§ What you should do:
Retype the data below, every word of it, exactly.

§ Material supplied:
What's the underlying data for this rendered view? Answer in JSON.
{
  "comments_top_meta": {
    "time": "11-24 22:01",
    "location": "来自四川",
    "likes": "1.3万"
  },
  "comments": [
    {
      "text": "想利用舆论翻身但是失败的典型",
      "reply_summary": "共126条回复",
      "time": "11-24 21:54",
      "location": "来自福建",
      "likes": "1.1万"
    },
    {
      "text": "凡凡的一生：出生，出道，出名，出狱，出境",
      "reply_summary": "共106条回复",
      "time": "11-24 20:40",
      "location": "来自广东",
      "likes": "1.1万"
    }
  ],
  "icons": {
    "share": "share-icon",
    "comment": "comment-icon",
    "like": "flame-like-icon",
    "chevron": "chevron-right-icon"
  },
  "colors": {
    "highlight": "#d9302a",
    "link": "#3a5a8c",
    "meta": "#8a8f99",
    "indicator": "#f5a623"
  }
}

§ Expected output:
What's the underlying data for this rendered view? Answer in JSON.
{
  "comments_top_meta": {
    "time": "11-24 22:01",
    "location": "来自四川",
    "likes": "1.3万"
  },
  "comments": [
    {
      "text": "想利用舆论翻身但是失败的典型",
      "reply_summary": "共126条回复",
      "time": "11-24 21:54",
      "location": "来自福建",
      "likes": "1.1万"
    },
    {
      "text": "凡凡的一生：出生，出道，出名，出狱，出境",
      "reply_summary": "共106条回复",
      "time": "11-24 20:40",
      "location": "来自广东",
      "likes": "1.1万"
    }
  ],
  "icons": {
    "share": "share-icon",
    "comment": "comment-icon",
    "like": "flame-like-icon",
    "chevron": "chevron-right-icon"
  },
  "colors": {
    "highlight": "#d9302a",
    "link": "#3a5a8c",
    "meta": "#8a8f99",
    "indicator": "#f5a623"
  }
}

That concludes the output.